There's the obvious customers, like emergency services/govt agencies in remote areas in countries like Canada and Australia (should be an almost perfect fit), and there's probably a market for freight, things like shipping replacement parts in remote areas all over the world. The PC-24 could be interesting for charterers, not only for freight, but for business trips. I'm thinking about Indonesia, Russia, China, India. Brazil, and other countries where infrastructure hasn't kept up with economic development, for oil/mining etc. Possibly (?) there could also be military uses, Pilatus has good contacts.
The PC-12 was far more successful than anticipated. The PC-24 is a risk for Pilatus, but I assume a calculated one, and if I was a competitor, I'd be cautious about simply discarding it and assuming "no one needs this" and "few will buy it" - which might not be an optimal strategy, better prepare for competition. It's an offering which doesn't exist yet - a short field capable, "rugged" light jet with with a large cabin, an in-flight accessible, large, pressurized cargo compartment, and a barn door. Hard to say how many will need it, but it's a different, and flexible aircraft, there may be uses others haven't thought of. Entrepreneurial operators can carve out new market niches for it (I'm not very creative, all that comes to my mind right now is the South American...ahem...premium coffee trade, the PC-24 must be a good choice for smugglers; but others will certainly find better uses for it). Seriously, specs and price seem competitive, and it isn't a "me too" product, it has some unique selling points. Sales to various different market segments may just add up.
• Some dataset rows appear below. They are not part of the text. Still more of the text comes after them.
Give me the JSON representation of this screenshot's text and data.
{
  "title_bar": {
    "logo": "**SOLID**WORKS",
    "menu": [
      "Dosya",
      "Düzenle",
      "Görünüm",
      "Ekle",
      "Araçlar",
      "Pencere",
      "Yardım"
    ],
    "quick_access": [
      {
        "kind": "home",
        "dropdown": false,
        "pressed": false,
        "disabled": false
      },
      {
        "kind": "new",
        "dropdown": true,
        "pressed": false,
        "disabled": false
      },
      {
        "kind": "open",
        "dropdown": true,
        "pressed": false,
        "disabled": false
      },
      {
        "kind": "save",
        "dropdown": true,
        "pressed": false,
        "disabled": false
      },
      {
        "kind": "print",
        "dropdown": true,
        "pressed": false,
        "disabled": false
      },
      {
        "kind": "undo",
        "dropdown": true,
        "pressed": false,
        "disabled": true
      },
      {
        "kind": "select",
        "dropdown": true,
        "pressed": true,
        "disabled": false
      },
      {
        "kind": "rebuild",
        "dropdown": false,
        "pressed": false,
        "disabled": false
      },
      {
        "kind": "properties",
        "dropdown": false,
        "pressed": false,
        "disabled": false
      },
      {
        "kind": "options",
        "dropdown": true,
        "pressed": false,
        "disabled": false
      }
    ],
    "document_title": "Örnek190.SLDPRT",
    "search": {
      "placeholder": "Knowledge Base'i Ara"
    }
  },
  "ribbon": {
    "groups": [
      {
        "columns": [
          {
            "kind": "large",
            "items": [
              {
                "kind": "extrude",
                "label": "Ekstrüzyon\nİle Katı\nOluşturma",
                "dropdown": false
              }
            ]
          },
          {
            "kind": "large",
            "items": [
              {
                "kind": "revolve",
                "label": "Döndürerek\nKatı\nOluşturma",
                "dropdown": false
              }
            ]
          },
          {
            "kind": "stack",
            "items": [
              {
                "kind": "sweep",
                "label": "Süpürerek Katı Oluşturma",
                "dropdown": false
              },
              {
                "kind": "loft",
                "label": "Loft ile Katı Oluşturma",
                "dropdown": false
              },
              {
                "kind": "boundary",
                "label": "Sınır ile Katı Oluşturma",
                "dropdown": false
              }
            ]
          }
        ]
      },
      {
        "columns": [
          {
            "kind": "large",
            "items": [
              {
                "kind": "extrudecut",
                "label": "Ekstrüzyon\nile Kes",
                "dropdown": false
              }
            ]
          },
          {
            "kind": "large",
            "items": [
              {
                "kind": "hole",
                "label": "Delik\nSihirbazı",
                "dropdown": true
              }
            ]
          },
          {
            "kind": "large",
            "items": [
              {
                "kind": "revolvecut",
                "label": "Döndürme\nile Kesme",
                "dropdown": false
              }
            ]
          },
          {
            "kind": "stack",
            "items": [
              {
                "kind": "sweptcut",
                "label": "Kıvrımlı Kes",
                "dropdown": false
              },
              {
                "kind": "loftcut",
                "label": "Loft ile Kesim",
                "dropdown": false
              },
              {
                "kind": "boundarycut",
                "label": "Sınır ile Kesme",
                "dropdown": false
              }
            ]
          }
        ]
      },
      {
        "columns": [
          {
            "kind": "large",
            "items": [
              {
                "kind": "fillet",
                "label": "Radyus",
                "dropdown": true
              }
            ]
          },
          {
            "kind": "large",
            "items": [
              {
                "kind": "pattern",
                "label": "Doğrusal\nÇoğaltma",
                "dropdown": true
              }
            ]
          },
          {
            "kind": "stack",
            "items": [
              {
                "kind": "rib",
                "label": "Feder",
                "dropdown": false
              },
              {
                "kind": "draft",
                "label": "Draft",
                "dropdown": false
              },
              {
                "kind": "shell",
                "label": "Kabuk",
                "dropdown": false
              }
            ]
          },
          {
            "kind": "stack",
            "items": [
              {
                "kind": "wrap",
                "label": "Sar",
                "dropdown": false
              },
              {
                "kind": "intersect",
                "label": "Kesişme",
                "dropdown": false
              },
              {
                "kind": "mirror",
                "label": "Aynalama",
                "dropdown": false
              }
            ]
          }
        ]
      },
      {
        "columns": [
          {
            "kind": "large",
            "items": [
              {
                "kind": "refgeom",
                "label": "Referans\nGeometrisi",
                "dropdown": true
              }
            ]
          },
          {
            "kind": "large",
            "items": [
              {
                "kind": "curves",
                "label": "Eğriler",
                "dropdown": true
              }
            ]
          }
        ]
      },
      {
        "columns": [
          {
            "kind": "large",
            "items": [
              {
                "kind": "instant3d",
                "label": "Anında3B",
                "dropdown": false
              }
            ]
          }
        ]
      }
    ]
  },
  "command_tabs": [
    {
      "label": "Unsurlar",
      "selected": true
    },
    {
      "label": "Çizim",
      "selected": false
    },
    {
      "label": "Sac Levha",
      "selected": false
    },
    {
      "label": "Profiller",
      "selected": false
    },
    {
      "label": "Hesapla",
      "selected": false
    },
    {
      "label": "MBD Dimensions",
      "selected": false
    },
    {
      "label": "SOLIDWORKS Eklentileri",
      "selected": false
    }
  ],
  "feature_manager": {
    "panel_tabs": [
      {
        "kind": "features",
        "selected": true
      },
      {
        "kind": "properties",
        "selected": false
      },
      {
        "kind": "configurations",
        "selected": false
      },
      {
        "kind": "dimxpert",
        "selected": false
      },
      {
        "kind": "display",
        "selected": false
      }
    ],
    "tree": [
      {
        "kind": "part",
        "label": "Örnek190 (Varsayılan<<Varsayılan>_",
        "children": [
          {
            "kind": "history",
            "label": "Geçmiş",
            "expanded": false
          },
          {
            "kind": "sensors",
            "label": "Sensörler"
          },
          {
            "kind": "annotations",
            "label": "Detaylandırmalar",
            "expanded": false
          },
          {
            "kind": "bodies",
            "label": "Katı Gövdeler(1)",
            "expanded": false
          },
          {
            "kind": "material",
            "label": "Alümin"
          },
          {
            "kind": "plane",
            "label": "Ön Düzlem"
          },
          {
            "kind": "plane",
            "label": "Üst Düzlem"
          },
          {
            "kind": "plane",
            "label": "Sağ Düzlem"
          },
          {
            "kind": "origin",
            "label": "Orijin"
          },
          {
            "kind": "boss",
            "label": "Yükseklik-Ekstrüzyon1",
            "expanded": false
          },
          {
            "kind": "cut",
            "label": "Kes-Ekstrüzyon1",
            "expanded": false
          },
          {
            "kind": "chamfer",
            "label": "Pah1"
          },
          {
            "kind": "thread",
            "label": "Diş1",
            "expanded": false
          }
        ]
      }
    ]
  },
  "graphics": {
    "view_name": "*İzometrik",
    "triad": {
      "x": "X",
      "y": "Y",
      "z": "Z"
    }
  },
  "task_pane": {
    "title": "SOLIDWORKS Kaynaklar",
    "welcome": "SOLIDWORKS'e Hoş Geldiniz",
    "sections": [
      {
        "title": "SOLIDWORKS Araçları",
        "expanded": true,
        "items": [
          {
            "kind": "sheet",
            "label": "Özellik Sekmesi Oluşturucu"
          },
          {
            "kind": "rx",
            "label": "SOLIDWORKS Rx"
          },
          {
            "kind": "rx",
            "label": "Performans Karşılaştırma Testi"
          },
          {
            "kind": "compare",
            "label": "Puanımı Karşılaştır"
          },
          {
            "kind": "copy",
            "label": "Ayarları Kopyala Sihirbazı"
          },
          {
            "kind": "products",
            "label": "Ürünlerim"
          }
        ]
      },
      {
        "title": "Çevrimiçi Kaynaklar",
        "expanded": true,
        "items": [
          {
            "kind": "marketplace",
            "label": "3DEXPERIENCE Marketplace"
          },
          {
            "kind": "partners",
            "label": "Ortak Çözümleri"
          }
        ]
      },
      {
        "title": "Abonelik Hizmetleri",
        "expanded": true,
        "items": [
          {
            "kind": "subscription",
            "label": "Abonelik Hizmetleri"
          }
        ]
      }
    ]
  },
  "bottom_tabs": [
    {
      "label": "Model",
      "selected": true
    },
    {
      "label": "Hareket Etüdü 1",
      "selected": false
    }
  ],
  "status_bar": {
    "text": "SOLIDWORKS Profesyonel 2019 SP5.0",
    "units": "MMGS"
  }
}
Finally, there were more than thousand (2500?) orders for the Grob 180 SP, if I remember correctly; before the prototype crashed, and they went bust. Pilatus is a bit more conventional, and conservative in their approach to design and engineering, I doubt they'll make the same mistakes Grob did. But I think the interest In Grob demonstrated that there could be a demand for this kind of aircraft.